Only the number is wanted: how many lines of the data contain "JSON"?

------ Record excerpts ------

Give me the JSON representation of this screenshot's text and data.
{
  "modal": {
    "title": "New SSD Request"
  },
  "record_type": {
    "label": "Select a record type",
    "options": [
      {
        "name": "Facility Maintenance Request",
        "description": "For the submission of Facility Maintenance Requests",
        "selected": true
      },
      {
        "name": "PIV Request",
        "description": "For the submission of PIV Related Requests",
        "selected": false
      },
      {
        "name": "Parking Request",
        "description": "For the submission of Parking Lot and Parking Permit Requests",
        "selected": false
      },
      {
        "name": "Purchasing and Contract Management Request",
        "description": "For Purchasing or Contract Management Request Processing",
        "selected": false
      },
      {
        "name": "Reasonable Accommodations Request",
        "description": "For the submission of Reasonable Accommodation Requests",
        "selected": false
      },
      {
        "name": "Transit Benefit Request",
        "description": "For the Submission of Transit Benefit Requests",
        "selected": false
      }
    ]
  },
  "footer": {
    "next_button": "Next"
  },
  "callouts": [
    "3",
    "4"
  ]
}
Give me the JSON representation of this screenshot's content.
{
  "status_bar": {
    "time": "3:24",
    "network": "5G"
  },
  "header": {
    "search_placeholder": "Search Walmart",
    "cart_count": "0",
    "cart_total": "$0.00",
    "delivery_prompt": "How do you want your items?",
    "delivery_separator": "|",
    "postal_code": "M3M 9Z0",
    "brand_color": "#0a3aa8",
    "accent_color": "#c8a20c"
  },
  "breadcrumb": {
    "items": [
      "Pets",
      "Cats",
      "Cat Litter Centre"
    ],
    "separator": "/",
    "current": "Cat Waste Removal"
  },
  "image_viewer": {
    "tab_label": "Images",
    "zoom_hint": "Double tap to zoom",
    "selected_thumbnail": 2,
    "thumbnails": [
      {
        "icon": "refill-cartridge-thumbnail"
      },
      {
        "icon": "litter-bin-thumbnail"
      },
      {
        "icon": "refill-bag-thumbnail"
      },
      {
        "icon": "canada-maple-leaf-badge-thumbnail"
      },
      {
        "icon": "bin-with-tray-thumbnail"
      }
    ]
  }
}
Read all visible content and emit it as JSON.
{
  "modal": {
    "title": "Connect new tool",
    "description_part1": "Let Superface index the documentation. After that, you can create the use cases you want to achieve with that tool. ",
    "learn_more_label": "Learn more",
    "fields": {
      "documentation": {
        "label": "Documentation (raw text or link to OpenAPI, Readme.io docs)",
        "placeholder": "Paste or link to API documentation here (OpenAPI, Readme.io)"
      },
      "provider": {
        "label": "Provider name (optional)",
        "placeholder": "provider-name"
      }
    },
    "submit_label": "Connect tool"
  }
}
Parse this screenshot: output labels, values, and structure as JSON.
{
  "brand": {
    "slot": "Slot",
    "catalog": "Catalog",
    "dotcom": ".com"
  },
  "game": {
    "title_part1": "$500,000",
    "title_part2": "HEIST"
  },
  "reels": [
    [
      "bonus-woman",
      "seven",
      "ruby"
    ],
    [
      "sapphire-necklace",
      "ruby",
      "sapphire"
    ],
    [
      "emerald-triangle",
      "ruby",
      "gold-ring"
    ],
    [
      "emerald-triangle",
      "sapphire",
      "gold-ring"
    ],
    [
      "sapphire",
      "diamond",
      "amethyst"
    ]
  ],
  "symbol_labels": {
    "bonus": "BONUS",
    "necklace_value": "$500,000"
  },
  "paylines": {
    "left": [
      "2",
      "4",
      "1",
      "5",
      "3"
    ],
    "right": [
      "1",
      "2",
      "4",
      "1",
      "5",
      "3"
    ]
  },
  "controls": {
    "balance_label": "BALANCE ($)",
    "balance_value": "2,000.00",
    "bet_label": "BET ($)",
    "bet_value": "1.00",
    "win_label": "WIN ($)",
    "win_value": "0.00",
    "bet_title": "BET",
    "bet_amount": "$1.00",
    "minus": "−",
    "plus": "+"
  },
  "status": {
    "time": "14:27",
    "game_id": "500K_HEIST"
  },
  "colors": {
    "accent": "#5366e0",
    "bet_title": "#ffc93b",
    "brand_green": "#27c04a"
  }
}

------

## Solved problem:
4